Make a rewrite of the text below

We absorb outward reality — life — through language; it shapes our perceptions. For instance, most insults in the English language (and the Spanish language, among others) make disproportionate use of female gender and non-human animal designations, e.g. throw like a girl, SOB (note the B), he’s a dog, and the litany of your mommajokes.
I wonder why a non-human animal as precious as a dog is used to insult a human, why there are no your papajokes, and why men aren’t told to get back to the garage like women are told to get back to the kitchen (which would be awful, too).
The obvious answer is that we live in a sexist and speciesist society — but I won’t go into that. My point is that these terms, the words that we use to communicate with each other and describe the world around us, do influence the way that we see and treat each other and our surroundings. Humans have been penetrating and raping nature for centuries, violating it, and now our ecosystems are on the brink of collapse. Women are second-class citizens in this world, and don’t even get me started on non-humans and other minorities. The power of language is not to be underestimated.
Words are weapons, not innocuous tools with which to craft one-dimensional “roses are red” poems. Language can neither be objective nor exist in a vacuum; it is dialogic: texts exist in and are affected by the culture system that encompasses them, including previously written works. Additionally, each reader will perceive content through her or his own mental filter, altering the text’s meaning even further. Words are, then, to be respected and employed with caution.
This is where copyediting (and, of course, writing) gets interesting. It becomes a multidimensional, unwittingly influential feat of taking over the world. Okay, not really. But a single word can, indeed, change everything.
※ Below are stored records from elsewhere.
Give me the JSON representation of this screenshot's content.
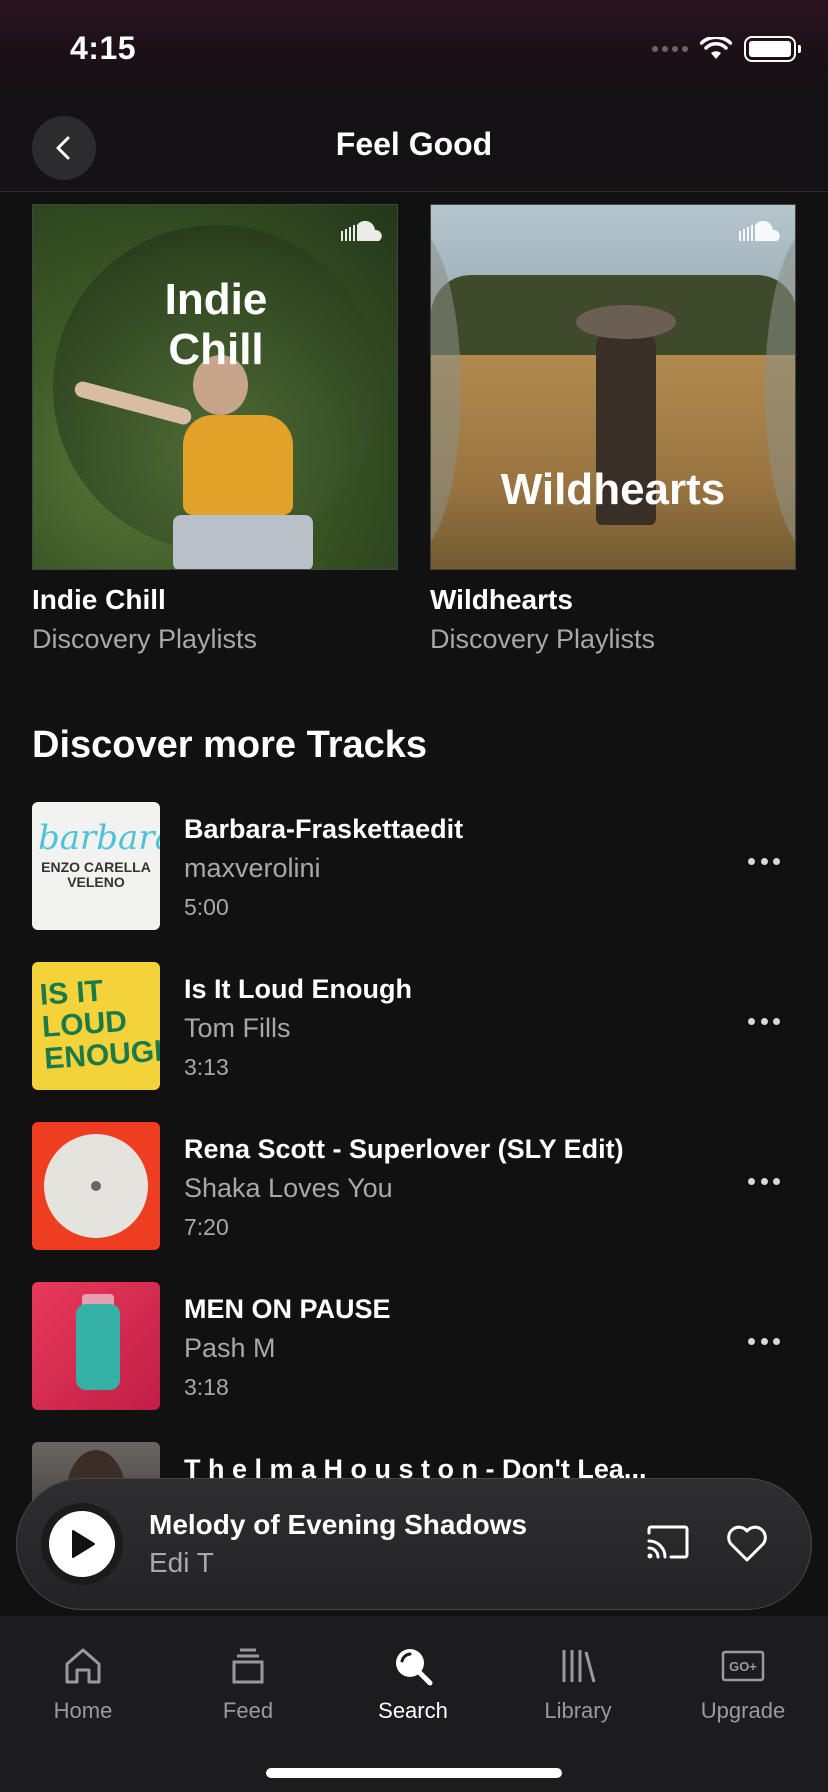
{
  "status_bar": {
    "time": "4:15"
  },
  "header": {
    "title": "Feel Good"
  },
  "playlists": [
    {
      "art_title": "Indie Chill",
      "title": "Indie Chill",
      "subtitle": "Discovery Playlists"
    },
    {
      "art_title": "Wildhearts",
      "title": "Wildhearts",
      "subtitle": "Discovery Playlists"
    }
  ],
  "section": {
    "title": "Discover more Tracks"
  },
  "tracks": [
    {
      "title": "Barbara-Fraskettaedit",
      "artist": "maxverolini",
      "duration": "5:00",
      "art_text": "barbara",
      "art_sub": "ENZO CARELLA VELENO"
    },
    {
      "title": "Is It Loud Enough",
      "artist": "Tom Fills",
      "duration": "3:13",
      "art_text": "IS IT LOUD ENOUGH"
    },
    {
      "title": "Rena Scott - Superlover (SLY Edit)",
      "artist": "Shaka Loves You",
      "duration": "7:20"
    },
    {
      "title": "MEN ON PAUSE",
      "artist": "Pash M",
      "duration": "3:18"
    },
    {
      "title": "T h e l m a H o u s t o n - Don't Lea..."
    }
  ],
  "mini_player": {
    "title": "Melody of Evening Shadows",
    "artist": "Edi T"
  },
  "tabs": [
    {
      "label": "Home",
      "icon": "home-icon"
    },
    {
      "label": "Feed",
      "icon": "feed-icon"
    },
    {
      "label": "Search",
      "icon": "search-icon",
      "active": true
    },
    {
      "label": "Library",
      "icon": "library-icon"
    },
    {
      "label": "Upgrade",
      "icon": "upgrade-icon"
    }
  ]
}
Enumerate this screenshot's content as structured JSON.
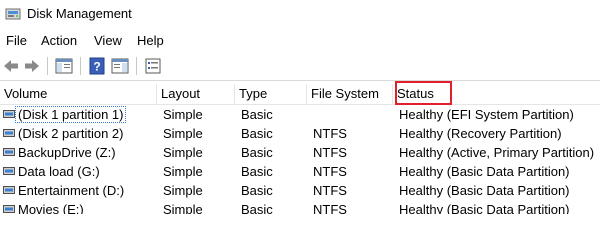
{
  "window": {
    "title": "Disk Management"
  },
  "menu": {
    "items": [
      {
        "label": "File"
      },
      {
        "label": "Action"
      },
      {
        "label": "View"
      },
      {
        "label": "Help"
      }
    ]
  },
  "toolbar": {
    "buttons": [
      {
        "icon": "back-arrow-icon"
      },
      {
        "icon": "forward-arrow-icon"
      },
      {
        "icon": "show-hide-console-tree-icon"
      },
      {
        "icon": "help-icon"
      },
      {
        "icon": "show-hide-action-pane-icon"
      },
      {
        "icon": "properties-icon"
      }
    ]
  },
  "table": {
    "columns": [
      "Volume",
      "Layout",
      "Type",
      "File System",
      "Status"
    ],
    "highlighted_column": "Status",
    "highlight_color": "#e0202a",
    "rows": [
      {
        "volume": "(Disk 1 partition 1)",
        "layout": "Simple",
        "type": "Basic",
        "fs": "",
        "status": "Healthy (EFI System Partition)",
        "selected": true
      },
      {
        "volume": "(Disk 2 partition 2)",
        "layout": "Simple",
        "type": "Basic",
        "fs": "NTFS",
        "status": "Healthy (Recovery Partition)"
      },
      {
        "volume": "BackupDrive (Z:)",
        "layout": "Simple",
        "type": "Basic",
        "fs": "NTFS",
        "status": "Healthy (Active, Primary Partition)"
      },
      {
        "volume": "Data load (G:)",
        "layout": "Simple",
        "type": "Basic",
        "fs": "NTFS",
        "status": "Healthy (Basic Data Partition)"
      },
      {
        "volume": "Entertainment (D:)",
        "layout": "Simple",
        "type": "Basic",
        "fs": "NTFS",
        "status": "Healthy (Basic Data Partition)"
      },
      {
        "volume": "Movies (E:)",
        "layout": "Simple",
        "type": "Basic",
        "fs": "NTFS",
        "status": "Healthy (Basic Data Partition)"
      }
    ]
  }
}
We copyeditors are trusted with a creator’s thoughts and get to manipulate them to our heart’s content. It is thus a grand job that we undertake, a privilege. I appreciate and take pride in it.
Throughout my years as a copyeditor, I have discovered tactics to help me sharpen my skills and increase my productivity. Here they are:
Write and copyedit yourself. Then, have a painstaking grammar geek (maybe a copyeditor you look up to) correct your work so you can learn from your mistakes.
Scrutinize books, newspapers, magazines, blogs, shampoo bottles in the bath — anything and everything you can get your hands on. Take notes and, if you aren’t sure, check them against a style guide or dictionary. Be vicious!
Visualize words to help you remember their spelling.
Visualize and punctuate conversations and songs in your head.
Use a thesaurus — and always check your word choice in the dictionary before plugging it into your text.
If you get a chance, take a short, mind-cleansing break after copyediting a lengthy or abstruse text, and give it one last look-over before turning it in.
Keep it tight.
Abstract for research paper.
Stick to the active voice whenever possible.
Share your wisdom: if you know writers who are receptive to feedback, give it to them, especially if you are the one to edit their work. Not only will you be helping out a colleague, but you will also, hopefully, not have to correct the same mistakes time and time again anymore.
Give out copies of Strunk and White’s The Elements of Style (or whichever guide is most appropriate) for Christmas/Hanukkah/Kwanzaa and birthdays to lighten your workload.
The most important thing, however, is to enjoy the process. No matter how advanced your skills may be, there will always be more to learn. And this is good news! It means that there is no such thing as perfection — and if there were, our lives would surely be very boring. So be thorough, but patient; offer constructive criticism (to yourself, too); nurture your skills and others’. And have fun! Because if you don’t have fun, what’s the point?